Wendy's Walks Back 'Surge Pricing' Report After CEO Comments

Fast  food giant Wendy's has refuted reports that they're going to use 'surge pricing' - the practice of raising prices when demand is the highest, after comments by CEO Kirk Tanner, who told market analysts earlier this month that the company would use "dynamic pricing" as part of a $20 million investment in digital menu boards for all restaurants, which will be in operation by the end of 2025.

wendys walks back surge pricing report after ceo comments

"Wendy’s will not implement surge pricing, which is the practice of raising prices when demand is highest," a company spokesperson told Fox News Digital. "We didn’t use that phrase, nor do we plan to implement that practice."

On Tuesday, the company issued a statement following backlash against 'surge pricing.'

"We didn’t use that phrase, nor do we plan to implement that practice," the company said. "This was misconstrued in some media reports as an intent to raise prices when demand is highest at our restaurants. We have no plans to do that and would not raise prices when our customers are visiting us most."

"Any features we may test in the future would be designed to benefit our customers and restaurant crew members," the statement continues. "Digital menuboards could allow us to change the menu offerings at different times of day and offer discounts and value offers to our customers more easily, particularly in the slower times of day."

According to Tanner, however, the digital menu boards will help improve staff experiences, increase sales, and help with order accuracy, and utilize dynamic pricing which will leverage "Wendy’s Fresh AI" enabled menu changes that will take into consideration factors such as the weather.

"Dynamic pricing can allow Wendy’s to be competitive and flexible with pricing, motivate customers to visit, and provide them with the food they love at a great value. We will test a number of features that we think will provide an enhanced customer and crew experience," said the spokesperson.

That said, Investopedia defines dynamic pricing as a strategy by which "companies set flexible prices for their products or services that change, according to current market demand."

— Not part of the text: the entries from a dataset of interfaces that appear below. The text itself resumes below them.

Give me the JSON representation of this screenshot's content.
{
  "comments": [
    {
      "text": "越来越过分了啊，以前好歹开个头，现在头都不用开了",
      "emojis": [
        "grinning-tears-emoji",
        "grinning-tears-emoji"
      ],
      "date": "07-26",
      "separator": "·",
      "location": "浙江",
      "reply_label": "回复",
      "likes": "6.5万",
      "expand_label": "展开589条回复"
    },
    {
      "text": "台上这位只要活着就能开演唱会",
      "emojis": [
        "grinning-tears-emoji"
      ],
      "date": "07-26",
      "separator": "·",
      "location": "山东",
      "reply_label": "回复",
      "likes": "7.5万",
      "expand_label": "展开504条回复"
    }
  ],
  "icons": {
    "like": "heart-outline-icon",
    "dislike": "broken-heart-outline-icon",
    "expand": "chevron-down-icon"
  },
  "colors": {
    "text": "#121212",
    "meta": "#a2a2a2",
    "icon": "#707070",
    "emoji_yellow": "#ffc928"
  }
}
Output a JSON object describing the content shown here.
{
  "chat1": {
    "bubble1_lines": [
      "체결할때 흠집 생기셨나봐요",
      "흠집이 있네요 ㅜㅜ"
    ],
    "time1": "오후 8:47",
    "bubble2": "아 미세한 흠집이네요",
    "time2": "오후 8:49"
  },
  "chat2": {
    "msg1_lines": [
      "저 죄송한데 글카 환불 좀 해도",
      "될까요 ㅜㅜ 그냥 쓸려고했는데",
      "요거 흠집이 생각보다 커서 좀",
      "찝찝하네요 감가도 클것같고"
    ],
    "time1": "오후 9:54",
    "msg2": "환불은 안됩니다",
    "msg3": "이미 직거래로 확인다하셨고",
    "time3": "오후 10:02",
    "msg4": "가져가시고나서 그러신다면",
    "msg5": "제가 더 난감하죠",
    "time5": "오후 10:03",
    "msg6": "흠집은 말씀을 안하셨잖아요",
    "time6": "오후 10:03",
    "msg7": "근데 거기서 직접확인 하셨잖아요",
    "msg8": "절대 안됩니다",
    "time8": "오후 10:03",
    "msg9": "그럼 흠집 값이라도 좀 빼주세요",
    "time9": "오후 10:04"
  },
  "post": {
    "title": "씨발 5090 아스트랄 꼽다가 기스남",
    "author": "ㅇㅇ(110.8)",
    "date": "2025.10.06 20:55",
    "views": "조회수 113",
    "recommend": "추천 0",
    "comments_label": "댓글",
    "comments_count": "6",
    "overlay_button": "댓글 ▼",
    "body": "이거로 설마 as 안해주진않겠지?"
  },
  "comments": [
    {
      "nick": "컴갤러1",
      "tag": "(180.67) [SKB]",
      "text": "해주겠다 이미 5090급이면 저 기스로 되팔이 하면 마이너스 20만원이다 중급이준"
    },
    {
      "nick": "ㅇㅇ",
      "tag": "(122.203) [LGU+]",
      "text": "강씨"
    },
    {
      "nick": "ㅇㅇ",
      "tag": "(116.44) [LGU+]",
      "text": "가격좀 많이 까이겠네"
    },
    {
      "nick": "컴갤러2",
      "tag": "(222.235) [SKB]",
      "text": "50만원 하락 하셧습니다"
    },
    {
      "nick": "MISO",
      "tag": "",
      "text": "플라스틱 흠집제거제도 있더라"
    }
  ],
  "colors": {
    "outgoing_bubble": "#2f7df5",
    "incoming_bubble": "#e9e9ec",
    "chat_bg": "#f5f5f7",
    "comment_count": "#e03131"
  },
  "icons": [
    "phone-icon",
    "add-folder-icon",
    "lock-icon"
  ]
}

"Businesses are able to change prices based on algorithms that take into account competitor pricing, supply, and demand, and other external factors in the market," the entry continues. "Dynamic pricing is a common practice in several industries such as hospitality, travel, entertainment, retail, electricity, and public transport."

So the confusion lies over whether "dynamic pricing" and "surge pricing" are actually different terms - which Wendy's claims is the case.

As the Epoch Times notes further, Sen. Elizabeth Warren (D-Massachusetts) criticized the company, calling surge pricing “pricing gouging.”

“@Wendys is planning to try out ‘surge pricing’—that means you could pay more for your lunch, even if the cost to Wendy’s stays exactly the same,” the senator posted on X.  “It’s price gouging plain and simple, and American families have had enough.”

Jim Sargent, a local resident of Wendy’s test city of Portsmouth, told WMUR Manchester (New Hampshire) that he would still go to the fast food outlet if they had started surge pricing, but that he thinks it’s an odd model.

I don’t think it’s an idea that’s probably going to succeed,” he said.

Donald Kreis with the New Hampshire Office of the Consumer Advocate explained the logic behind surge pricing to WMUR Manchester.

When everybody wants to eat hamburgers at exactly the same time, it leads to very inefficient use of the available resources, so if you raise the price in times of high demand, then that encourages people to maybe eat a hamburger at a slightly different time, maybe a little earlier, maybe a little later,” he said, adding that this would help staff better manage demand.

Authored by Tyler Durden via ZeroHedge February 29th 2024